[Your instructions]
Return copies of the lines below that mention "main".
□ □ □
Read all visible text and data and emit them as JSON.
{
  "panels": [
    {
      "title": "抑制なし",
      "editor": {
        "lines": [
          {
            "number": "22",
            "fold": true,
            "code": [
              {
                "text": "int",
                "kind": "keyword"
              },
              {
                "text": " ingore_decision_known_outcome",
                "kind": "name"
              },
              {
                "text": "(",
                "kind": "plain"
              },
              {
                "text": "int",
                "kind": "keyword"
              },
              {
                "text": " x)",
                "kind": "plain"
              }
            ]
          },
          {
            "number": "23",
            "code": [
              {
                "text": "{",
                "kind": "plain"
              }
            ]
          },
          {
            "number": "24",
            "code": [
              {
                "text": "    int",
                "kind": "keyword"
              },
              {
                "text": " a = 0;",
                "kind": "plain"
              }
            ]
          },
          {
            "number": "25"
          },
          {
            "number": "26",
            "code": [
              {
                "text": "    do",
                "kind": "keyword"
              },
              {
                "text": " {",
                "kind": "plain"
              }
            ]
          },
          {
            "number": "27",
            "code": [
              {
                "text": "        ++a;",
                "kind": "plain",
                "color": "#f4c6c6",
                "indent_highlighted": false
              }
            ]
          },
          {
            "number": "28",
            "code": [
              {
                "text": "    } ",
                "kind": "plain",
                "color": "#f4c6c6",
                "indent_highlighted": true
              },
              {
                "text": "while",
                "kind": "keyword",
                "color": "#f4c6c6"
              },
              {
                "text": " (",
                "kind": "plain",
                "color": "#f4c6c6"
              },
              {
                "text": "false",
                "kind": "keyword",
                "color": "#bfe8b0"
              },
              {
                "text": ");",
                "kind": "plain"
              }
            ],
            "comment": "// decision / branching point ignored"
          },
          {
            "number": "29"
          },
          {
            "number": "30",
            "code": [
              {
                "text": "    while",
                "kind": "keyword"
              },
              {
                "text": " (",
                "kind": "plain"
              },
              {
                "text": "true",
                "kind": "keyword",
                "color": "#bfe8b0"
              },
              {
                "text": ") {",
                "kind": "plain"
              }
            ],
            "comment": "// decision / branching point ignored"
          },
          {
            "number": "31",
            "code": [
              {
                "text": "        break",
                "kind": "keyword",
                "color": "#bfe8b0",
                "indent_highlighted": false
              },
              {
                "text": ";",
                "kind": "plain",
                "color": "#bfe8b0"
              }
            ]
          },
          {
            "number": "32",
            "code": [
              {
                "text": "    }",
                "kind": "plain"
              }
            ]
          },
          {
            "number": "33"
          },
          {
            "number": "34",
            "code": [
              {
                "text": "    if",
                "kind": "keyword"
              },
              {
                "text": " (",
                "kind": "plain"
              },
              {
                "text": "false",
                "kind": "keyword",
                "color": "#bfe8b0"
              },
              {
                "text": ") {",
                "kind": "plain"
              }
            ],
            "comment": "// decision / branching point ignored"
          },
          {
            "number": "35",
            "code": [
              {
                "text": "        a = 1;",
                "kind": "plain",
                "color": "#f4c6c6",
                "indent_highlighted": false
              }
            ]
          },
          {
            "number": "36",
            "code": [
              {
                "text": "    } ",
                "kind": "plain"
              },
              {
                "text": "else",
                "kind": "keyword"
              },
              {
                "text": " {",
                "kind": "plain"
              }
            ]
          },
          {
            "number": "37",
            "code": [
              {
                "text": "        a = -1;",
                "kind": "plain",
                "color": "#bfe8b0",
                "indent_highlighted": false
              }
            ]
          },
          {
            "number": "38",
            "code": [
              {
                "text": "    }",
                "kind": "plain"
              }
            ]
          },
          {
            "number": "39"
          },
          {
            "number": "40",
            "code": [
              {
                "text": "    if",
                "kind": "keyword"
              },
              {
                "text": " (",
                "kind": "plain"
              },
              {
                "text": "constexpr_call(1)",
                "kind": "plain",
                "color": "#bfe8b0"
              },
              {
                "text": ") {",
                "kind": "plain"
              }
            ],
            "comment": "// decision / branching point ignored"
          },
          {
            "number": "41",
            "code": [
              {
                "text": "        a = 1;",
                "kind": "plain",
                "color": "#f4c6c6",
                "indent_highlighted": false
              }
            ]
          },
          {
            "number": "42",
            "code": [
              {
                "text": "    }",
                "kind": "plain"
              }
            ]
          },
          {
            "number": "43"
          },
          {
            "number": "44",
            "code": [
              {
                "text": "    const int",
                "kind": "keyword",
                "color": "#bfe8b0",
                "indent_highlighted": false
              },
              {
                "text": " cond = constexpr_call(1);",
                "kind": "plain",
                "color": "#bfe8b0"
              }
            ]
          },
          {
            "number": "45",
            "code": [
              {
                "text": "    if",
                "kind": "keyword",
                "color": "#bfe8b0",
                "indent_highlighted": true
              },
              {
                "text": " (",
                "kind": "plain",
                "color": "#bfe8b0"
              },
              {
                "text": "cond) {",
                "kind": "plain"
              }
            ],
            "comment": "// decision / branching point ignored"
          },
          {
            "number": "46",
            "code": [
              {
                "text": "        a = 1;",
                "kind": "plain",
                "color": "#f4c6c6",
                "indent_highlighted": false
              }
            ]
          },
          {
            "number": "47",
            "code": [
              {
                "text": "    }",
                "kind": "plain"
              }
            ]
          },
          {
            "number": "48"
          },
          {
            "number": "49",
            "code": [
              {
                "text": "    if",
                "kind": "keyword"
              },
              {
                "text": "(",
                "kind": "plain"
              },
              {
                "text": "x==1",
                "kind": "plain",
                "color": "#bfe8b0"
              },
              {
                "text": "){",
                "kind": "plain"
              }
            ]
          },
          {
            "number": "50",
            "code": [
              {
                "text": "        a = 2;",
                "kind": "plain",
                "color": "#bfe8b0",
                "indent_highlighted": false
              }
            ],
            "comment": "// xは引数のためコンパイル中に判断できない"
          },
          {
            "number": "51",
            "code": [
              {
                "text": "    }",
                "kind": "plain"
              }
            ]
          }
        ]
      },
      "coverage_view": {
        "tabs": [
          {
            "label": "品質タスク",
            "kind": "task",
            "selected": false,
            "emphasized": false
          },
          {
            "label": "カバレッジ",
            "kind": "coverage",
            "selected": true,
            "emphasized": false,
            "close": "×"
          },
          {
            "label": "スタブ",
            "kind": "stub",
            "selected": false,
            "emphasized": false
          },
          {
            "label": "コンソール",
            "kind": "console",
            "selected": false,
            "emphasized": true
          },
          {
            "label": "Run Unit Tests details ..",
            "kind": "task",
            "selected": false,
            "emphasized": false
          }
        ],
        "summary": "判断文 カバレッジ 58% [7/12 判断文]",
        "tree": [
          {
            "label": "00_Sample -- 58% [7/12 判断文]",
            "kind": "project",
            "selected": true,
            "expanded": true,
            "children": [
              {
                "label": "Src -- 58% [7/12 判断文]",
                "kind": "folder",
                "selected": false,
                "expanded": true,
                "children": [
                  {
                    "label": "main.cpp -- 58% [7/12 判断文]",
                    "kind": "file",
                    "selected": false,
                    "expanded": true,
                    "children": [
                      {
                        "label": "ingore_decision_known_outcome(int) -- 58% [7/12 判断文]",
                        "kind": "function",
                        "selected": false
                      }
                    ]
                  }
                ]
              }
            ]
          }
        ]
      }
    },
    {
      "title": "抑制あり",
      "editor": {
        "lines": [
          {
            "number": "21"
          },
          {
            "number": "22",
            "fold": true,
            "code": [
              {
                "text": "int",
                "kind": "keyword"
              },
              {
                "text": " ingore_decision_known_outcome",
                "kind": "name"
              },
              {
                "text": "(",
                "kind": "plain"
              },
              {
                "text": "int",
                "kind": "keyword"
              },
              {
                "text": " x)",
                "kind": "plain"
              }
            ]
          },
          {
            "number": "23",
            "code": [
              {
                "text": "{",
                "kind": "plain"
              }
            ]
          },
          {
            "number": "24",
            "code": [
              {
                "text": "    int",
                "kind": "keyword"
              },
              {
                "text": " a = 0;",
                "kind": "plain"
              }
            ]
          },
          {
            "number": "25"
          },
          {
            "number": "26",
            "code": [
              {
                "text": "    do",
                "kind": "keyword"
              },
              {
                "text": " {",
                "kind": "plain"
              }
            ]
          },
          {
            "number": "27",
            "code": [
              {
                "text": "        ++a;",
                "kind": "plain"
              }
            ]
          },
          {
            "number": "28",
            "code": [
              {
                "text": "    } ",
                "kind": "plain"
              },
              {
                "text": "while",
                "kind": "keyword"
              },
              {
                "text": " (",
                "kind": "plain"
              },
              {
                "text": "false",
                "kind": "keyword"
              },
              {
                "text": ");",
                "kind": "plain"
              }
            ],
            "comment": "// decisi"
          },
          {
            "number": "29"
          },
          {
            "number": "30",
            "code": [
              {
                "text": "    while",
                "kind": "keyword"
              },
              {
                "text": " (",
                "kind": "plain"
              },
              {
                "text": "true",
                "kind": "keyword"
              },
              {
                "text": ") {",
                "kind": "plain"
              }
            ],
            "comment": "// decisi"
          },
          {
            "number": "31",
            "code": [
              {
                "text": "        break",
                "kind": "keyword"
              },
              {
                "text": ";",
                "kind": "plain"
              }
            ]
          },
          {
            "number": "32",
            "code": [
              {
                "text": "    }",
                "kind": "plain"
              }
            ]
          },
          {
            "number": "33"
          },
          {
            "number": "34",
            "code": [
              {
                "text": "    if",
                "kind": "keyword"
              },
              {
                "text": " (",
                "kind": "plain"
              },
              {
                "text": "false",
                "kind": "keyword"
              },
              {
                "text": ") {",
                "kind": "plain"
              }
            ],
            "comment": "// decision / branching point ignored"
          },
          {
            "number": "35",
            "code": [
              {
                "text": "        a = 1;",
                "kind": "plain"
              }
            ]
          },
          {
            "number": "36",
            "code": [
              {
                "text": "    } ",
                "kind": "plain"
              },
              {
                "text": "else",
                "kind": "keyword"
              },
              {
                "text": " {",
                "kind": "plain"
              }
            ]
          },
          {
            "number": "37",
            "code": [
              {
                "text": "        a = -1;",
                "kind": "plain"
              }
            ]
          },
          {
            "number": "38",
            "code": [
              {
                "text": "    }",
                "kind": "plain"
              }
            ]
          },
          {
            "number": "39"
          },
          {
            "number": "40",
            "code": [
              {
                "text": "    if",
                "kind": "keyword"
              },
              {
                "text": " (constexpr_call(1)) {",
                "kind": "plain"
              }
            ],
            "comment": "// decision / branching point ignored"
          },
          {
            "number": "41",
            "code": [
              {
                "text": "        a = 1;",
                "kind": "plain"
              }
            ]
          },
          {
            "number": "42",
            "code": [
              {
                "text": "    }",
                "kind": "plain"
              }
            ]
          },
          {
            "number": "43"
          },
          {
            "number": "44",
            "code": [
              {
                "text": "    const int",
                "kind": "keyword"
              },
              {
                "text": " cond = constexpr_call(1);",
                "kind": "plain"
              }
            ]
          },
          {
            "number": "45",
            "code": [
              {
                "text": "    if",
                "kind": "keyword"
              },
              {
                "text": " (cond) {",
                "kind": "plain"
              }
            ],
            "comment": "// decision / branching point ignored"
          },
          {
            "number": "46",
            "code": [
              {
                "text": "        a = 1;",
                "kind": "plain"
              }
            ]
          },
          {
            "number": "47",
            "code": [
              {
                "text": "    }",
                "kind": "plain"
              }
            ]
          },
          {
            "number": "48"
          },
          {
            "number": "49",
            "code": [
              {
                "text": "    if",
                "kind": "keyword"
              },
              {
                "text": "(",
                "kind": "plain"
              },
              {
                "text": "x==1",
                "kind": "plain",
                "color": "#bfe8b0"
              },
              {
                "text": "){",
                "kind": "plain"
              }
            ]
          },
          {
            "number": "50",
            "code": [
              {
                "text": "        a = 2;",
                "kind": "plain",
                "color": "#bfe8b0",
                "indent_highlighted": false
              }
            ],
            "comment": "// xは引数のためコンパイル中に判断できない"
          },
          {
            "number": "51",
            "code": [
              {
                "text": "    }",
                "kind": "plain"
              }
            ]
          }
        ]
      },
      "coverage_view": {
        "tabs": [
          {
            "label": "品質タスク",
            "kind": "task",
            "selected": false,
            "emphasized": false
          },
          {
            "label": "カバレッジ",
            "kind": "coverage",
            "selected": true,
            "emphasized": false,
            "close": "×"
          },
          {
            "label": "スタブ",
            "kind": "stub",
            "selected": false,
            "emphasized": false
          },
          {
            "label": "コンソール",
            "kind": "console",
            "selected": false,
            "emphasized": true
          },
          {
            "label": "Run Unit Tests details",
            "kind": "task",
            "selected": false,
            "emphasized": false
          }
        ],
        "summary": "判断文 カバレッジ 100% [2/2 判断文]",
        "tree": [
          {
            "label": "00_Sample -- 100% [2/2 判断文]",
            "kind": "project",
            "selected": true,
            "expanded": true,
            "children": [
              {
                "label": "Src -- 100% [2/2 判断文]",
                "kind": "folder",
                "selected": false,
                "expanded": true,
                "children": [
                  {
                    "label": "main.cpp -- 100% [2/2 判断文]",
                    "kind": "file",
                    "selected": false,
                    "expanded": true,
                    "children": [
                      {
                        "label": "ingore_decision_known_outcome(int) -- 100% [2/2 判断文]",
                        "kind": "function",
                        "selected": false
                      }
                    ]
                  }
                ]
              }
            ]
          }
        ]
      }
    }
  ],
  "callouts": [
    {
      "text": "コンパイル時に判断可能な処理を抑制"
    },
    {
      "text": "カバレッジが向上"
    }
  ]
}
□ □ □
[Answer to the exercise]
                    "label": "main.cpp -- 58% [7/12 判断文]",
                    "label": "main.cpp -- 100% [2/2 判断文]",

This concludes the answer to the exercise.